▶ [What the task asks]:
Below are some records; copy each line in them that contains "Επιλογή".

▶ [Data records for software interfaces]:
####

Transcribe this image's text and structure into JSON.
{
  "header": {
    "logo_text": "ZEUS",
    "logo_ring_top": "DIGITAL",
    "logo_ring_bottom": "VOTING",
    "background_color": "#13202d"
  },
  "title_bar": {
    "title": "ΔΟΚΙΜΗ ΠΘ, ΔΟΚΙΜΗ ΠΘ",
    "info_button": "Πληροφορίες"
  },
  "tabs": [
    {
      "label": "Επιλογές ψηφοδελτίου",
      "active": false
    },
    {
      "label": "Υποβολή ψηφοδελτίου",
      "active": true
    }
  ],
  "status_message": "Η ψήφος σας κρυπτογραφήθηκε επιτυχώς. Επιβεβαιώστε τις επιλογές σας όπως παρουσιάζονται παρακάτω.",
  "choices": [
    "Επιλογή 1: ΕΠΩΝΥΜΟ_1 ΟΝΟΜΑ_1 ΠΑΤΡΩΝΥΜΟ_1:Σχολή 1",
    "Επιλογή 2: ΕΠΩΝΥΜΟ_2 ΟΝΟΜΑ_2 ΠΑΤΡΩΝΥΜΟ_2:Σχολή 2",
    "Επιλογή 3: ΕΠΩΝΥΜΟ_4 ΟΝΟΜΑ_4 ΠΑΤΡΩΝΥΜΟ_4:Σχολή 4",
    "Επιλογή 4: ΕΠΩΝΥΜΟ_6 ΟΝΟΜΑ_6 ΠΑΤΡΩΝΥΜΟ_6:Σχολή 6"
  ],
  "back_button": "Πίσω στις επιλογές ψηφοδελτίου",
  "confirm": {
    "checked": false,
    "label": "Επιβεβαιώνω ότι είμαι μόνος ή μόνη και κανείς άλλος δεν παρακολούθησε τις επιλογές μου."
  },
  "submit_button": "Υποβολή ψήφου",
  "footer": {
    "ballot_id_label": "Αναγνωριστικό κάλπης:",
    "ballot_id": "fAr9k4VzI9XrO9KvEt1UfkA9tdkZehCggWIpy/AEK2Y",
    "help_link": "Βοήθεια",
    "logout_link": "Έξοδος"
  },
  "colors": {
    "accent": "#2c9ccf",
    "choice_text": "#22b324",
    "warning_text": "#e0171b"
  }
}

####

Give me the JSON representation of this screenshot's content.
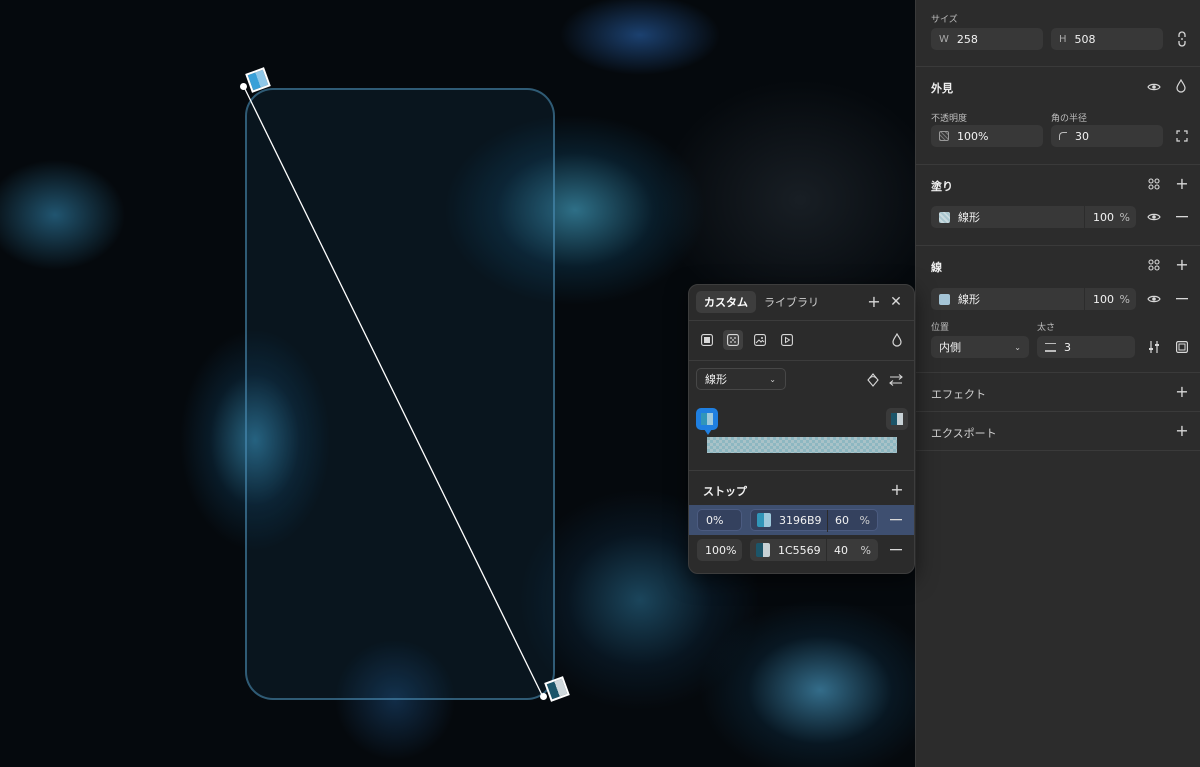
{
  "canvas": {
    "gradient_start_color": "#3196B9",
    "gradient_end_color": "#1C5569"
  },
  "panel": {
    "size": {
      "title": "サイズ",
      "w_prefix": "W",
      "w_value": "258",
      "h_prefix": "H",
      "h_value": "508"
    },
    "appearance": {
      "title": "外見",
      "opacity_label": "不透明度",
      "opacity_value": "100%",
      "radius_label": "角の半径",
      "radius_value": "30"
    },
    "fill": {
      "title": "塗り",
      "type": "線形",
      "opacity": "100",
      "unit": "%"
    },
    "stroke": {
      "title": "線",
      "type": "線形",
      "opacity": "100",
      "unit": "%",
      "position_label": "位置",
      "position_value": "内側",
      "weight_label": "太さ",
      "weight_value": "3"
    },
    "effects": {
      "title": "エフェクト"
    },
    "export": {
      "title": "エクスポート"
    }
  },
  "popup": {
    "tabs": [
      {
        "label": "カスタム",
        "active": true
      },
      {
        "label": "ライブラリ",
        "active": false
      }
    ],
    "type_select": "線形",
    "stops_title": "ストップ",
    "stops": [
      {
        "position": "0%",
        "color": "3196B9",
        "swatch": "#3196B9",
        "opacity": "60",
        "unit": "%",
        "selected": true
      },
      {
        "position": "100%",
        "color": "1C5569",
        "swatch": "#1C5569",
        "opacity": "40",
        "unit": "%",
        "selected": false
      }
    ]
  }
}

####

▶ [Answer to this task]:
    "Επιλογή 1: ΕΠΩΝΥΜΟ_1 ΟΝΟΜΑ_1 ΠΑΤΡΩΝΥΜΟ_1:Σχολή 1",
    "Επιλογή 2: ΕΠΩΝΥΜΟ_2 ΟΝΟΜΑ_2 ΠΑΤΡΩΝΥΜΟ_2:Σχολή 2",
    "Επιλογή 3: ΕΠΩΝΥΜΟ_4 ΟΝΟΜΑ_4 ΠΑΤΡΩΝΥΜΟ_4:Σχολή 4",
    "Επιλογή 4: ΕΠΩΝΥΜΟ_6 ΟΝΟΜΑ_6 ΠΑΤΡΩΝΥΜΟ_6:Σχολή 6"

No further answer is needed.